Data provided:
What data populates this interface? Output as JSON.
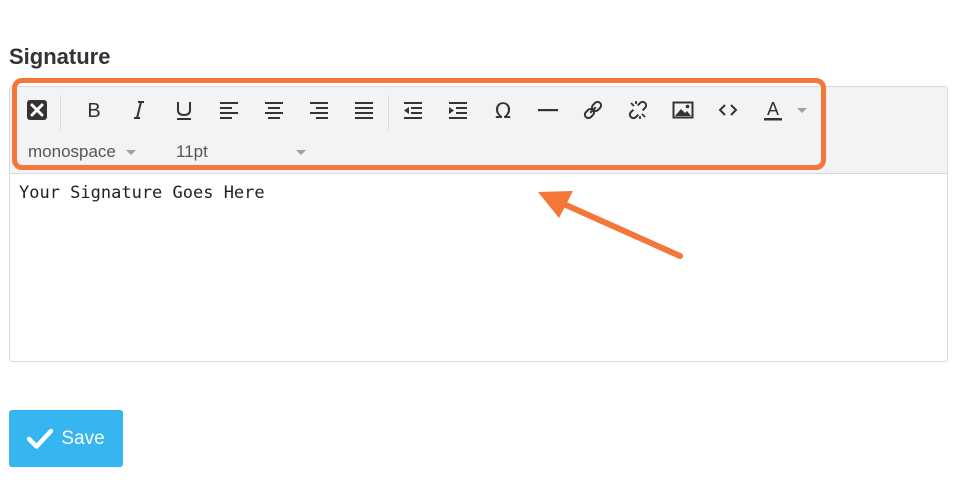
{
  "section": {
    "title": "Signature"
  },
  "toolbar": {
    "buttons": [
      {
        "name": "clear-formatting",
        "icon": "close-box-icon"
      },
      {
        "name": "bold",
        "icon": "bold-icon"
      },
      {
        "name": "italic",
        "icon": "italic-icon"
      },
      {
        "name": "underline",
        "icon": "underline-icon"
      },
      {
        "name": "align-left",
        "icon": "align-left-icon"
      },
      {
        "name": "align-center",
        "icon": "align-center-icon"
      },
      {
        "name": "align-right",
        "icon": "align-right-icon"
      },
      {
        "name": "align-justify",
        "icon": "align-justify-icon"
      },
      {
        "name": "outdent",
        "icon": "outdent-icon"
      },
      {
        "name": "indent",
        "icon": "indent-icon"
      },
      {
        "name": "special-character",
        "icon": "omega-icon"
      },
      {
        "name": "horizontal-line",
        "icon": "horizontal-line-icon"
      },
      {
        "name": "insert-link",
        "icon": "link-icon"
      },
      {
        "name": "remove-link",
        "icon": "unlink-icon"
      },
      {
        "name": "insert-image",
        "icon": "image-icon"
      },
      {
        "name": "source-code",
        "icon": "code-icon"
      },
      {
        "name": "text-color",
        "icon": "text-color-icon"
      }
    ],
    "font_family": "monospace",
    "font_size": "11pt"
  },
  "editor": {
    "content": "Your Signature Goes Here"
  },
  "save_button": {
    "label": "Save",
    "icon": "checkmark-icon"
  },
  "colors": {
    "accent": "#35b6f1",
    "highlight": "#f4773a"
  }
}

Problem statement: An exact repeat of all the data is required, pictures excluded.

Written answer:
What data populates this interface? Output as JSON.
{
  "section": {
    "title": "Signature"
  },
  "toolbar": {
    "buttons": [
      {
        "name": "clear-formatting",
        "icon": "close-box-icon"
      },
      {
        "name": "bold",
        "icon": "bold-icon"
      },
      {
        "name": "italic",
        "icon": "italic-icon"
      },
      {
        "name": "underline",
        "icon": "underline-icon"
      },
      {
        "name": "align-left",
        "icon": "align-left-icon"
      },
      {
        "name": "align-center",
        "icon": "align-center-icon"
      },
      {
        "name": "align-right",
        "icon": "align-right-icon"
      },
      {
        "name": "align-justify",
        "icon": "align-justify-icon"
      },
      {
        "name": "outdent",
        "icon": "outdent-icon"
      },
      {
        "name": "indent",
        "icon": "indent-icon"
      },
      {
        "name": "special-character",
        "icon": "omega-icon"
      },
      {
        "name": "horizontal-line",
        "icon": "horizontal-line-icon"
      },
      {
        "name": "insert-link",
        "icon": "link-icon"
      },
      {
        "name": "remove-link",
        "icon": "unlink-icon"
      },
      {
        "name": "insert-image",
        "icon": "image-icon"
      },
      {
        "name": "source-code",
        "icon": "code-icon"
      },
      {
        "name": "text-color",
        "icon": "text-color-icon"
      }
    ],
    "font_family": "monospace",
    "font_size": "11pt"
  },
  "editor": {
    "content": "Your Signature Goes Here"
  },
  "save_button": {
    "label": "Save",
    "icon": "checkmark-icon"
  },
  "colors": {
    "accent": "#35b6f1",
    "highlight": "#f4773a"
  }
}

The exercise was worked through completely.